Assignment:
Among the entries below, how many lines contain the string "title"? Reply with that number alone.

Data records for software interfaces
·····

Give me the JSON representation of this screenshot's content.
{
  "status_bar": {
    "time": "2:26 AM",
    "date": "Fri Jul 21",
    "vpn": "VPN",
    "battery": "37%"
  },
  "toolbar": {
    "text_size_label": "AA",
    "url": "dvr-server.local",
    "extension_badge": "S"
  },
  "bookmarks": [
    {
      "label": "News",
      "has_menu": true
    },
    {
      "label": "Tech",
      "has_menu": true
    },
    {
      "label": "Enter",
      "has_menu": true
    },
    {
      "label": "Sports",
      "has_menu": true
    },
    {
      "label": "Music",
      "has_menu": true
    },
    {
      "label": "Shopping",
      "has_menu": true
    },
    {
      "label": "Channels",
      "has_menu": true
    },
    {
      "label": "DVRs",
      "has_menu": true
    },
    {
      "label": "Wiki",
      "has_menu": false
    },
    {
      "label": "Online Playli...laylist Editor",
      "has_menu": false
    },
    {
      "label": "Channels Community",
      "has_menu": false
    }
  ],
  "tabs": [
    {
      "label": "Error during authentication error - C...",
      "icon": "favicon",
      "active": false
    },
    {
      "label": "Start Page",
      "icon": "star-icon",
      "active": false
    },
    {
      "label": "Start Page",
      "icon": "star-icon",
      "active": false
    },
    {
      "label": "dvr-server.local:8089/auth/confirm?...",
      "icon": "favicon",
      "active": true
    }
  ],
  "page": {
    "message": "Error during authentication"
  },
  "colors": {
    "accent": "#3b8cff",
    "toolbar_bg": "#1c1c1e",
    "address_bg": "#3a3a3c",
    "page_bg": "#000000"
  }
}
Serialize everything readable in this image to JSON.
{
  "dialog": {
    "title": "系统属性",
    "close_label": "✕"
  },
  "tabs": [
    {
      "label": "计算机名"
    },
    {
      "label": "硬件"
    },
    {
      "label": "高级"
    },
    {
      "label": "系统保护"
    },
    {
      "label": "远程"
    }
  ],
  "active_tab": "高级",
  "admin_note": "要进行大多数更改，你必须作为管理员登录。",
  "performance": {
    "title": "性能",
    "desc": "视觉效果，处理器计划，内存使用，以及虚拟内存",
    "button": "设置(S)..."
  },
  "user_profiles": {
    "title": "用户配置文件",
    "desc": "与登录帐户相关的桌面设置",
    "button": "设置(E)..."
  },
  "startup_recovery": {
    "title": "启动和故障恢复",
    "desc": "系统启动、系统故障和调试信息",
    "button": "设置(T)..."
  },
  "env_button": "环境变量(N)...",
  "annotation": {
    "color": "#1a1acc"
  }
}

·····

Task result:
4